"There was a failure at every level of this case... His exoneration is not going to get him back the 25 years he lost for a murder he did not commit."
On March 11, 1994, police knocked on the door of 18-year-old Samuel Brownridge. Brownridge had been at home with his girlfriend and their baby, but police believed he had been involved in a robbery-murder about a 30-minute walk from his house in Queens, New York.
Police took him in and charged him with the death of Darryle Adams, who was robbed at gunpoint and shot dead.
Now, after more than two decades in prison, Brownridge has been exonerated.
In 2017, the newly formed Conviction Integrity Unit (CIU) under the Queens District Attorney’s Office reviewed Brownridge’s case and consequently found a number of mistakes that were made during the original investigation.
“There was a failure at every level of this case — from the investigation and arrest, the trial and the appellate process,” said Donna Aldea, Brownridge’s current lawyer.
“His exoneration is not going to get him back the 25 years he lost for a murder he did not commit.”
The False Conviction Of Samuel Brownridge
Four days after Darryle Adams was robbed at gunpoint and killed execution-style on a Queens street, Brownridge was arrested. Witnesses had identified four men, one of them in a wheelchair.
But the detectives ignored leads that would have led them to the true perpetrators and the ensuing case against Brownridge was based entirely around two witnesses, Kevin Boatwright and Quintin Hagood, who identified Brownridge in a police lineup.
According to court documents, Boatwright had mistakenly identified two innocent men as the gunman and assaulter earlier in the police line-up. He also described the perpetrator as being in his 20s with a fade haircut, but Brownridge was a teenager with a medium-length afro.
Meanwhile, other witnesses identified another man, Mark Taylor, who told detectives and the DA that Brownridge was not involved in the shooting. This claim was even corroborated by two others.
But none of this was recorded in police reports, only noted by an assistant DA. These errors never made it to Brownridge’s early defense lawyer.
Meanwhile, the second witness, Hagood, suffered from schizophrenia, a point that only came to light later in the case. He was also allegedly coerced by Boatwright and the police to identify Brownridge as the shooter.
Prosecutors also never found the murder weapon nor any forensic evidence that tied Brownridge to the scene.
In 1995, he was sentenced to “25 to life.” The original judge on his case, Justice Robert Hanophy, recommended that he remain in prison “until he dies.”
Justice Decades Later
According to the New York Times, Brownridge filed appeals in state and federal courts starting in 1999. He was granted a hearing in 2003, which went nowhere.
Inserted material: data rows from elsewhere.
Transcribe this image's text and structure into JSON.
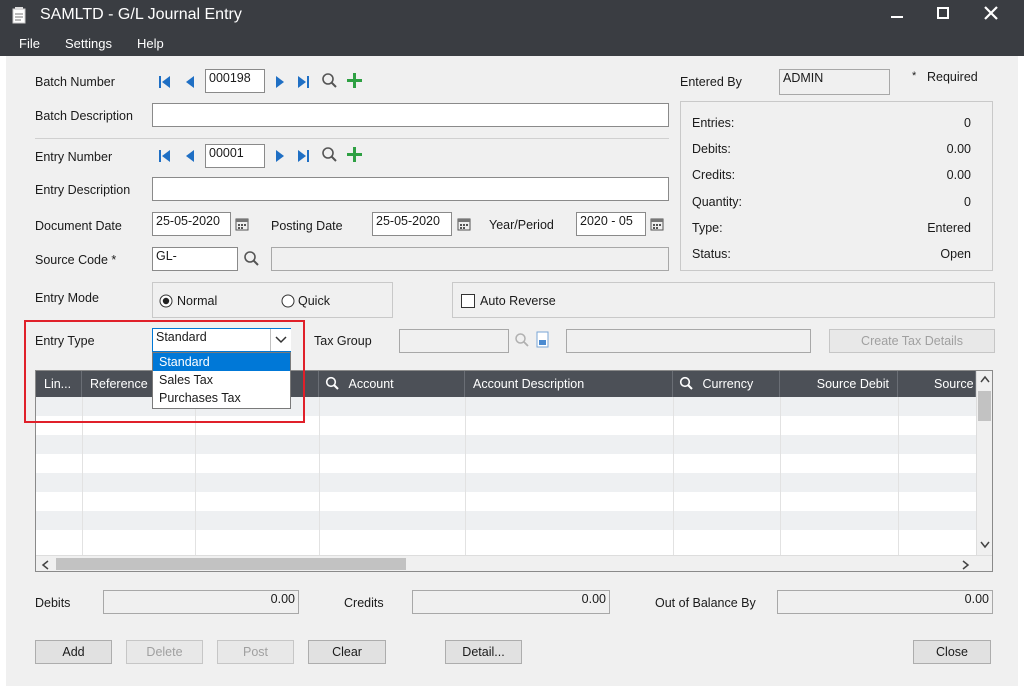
{
  "window": {
    "title": "SAMLTD - G/L Journal Entry"
  },
  "menu": {
    "file": "File",
    "settings": "Settings",
    "help": "Help"
  },
  "batch": {
    "number_label": "Batch Number",
    "number": "000198",
    "description_label": "Batch Description",
    "description": ""
  },
  "entered_by": {
    "label": "Entered By",
    "value": "ADMIN",
    "required_marker": "*",
    "required_label": "Required"
  },
  "summary": {
    "entries_label": "Entries:",
    "entries": "0",
    "debits_label": "Debits:",
    "debits": "0.00",
    "credits_label": "Credits:",
    "credits": "0.00",
    "quantity_label": "Quantity:",
    "quantity": "0",
    "type_label": "Type:",
    "type": "Entered",
    "status_label": "Status:",
    "status": "Open"
  },
  "entry": {
    "number_label": "Entry Number",
    "number": "00001",
    "description_label": "Entry Description",
    "description": "",
    "document_date_label": "Document Date",
    "document_date": "25-05-2020",
    "posting_date_label": "Posting Date",
    "posting_date": "25-05-2020",
    "year_period_label": "Year/Period",
    "year_period": "2020 - 05",
    "source_code_label": "Source Code *",
    "source_code": "GL-",
    "source_desc": "",
    "mode_label": "Entry Mode",
    "mode_normal": "Normal",
    "mode_quick": "Quick",
    "auto_reverse": "Auto Reverse",
    "type_label": "Entry Type",
    "type_value": "Standard",
    "type_options": [
      "Standard",
      "Sales Tax",
      "Purchases Tax"
    ],
    "tax_group_label": "Tax Group",
    "tax_group": "",
    "tax_group_desc": "",
    "create_tax_details": "Create Tax Details"
  },
  "grid": {
    "columns": [
      "Lin...",
      "Reference",
      "",
      "Account",
      "Account Description",
      "Currency",
      "Source Debit",
      "Source"
    ]
  },
  "totals": {
    "debits_label": "Debits",
    "debits": "0.00",
    "credits_label": "Credits",
    "credits": "0.00",
    "oob_label": "Out of Balance By",
    "oob": "0.00"
  },
  "buttons": {
    "add": "Add",
    "delete": "Delete",
    "post": "Post",
    "clear": "Clear",
    "detail": "Detail...",
    "close": "Close"
  },
  "colors": {
    "titlebar": "#3a3d42",
    "grid_header": "#4c5057",
    "highlight": "#0078d7",
    "annotation": "#e0202a",
    "nav_blue": "#1f6fc4",
    "add_green": "#2ea043"
  }
}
It wasn’t until 2017 that his case was picked up by the CIU.
He was paroled in March of last year and now resides in Maryland.
Due to the pandemic, an online hearing was held to address to Brownridge’s case for exoneration.
“Everyone in the criminal justice system failed you in some way or another,” said Justice Joseph Zayas.
“The miscarriage of justice in your case is monumental. It is therefore no surprise that large segments of our city and our country have grave doubts about the criminal justice system and its ability to deliver equal and fair justice to all.”
Unfortunately, false imprisonments like Brownridge’s are all too common, as in the case Lawrence McKinney, who was exonerated after serving 30 years and compensated $1 million.
So far, 50 people have asked the CIU to review their convictions as well.
“The idea that someone is in prison who hasn’t committed the crime is something that should be important to everybody,” said Queens District Attorney Melinda Katz. “No system is perfect, and there has to be ways to catch the imperfections.”
Brownridge’s release, however, will never make up for the years that he lost.
“It’s something you never will forget,” Brownridge said during his hearing this month.
“Years of my life, years of being a father, a husband, plenty of years and opportunities in life that I missed. I was innocent. I can’t just lay down.”
Next, read the story of Craig Coley, who was falsely imprisoned for 39 years and compensated with $21 million. Then, learn about Alvin Kennard, who was sent to jail for 36 years for stealing $50 from a bakery.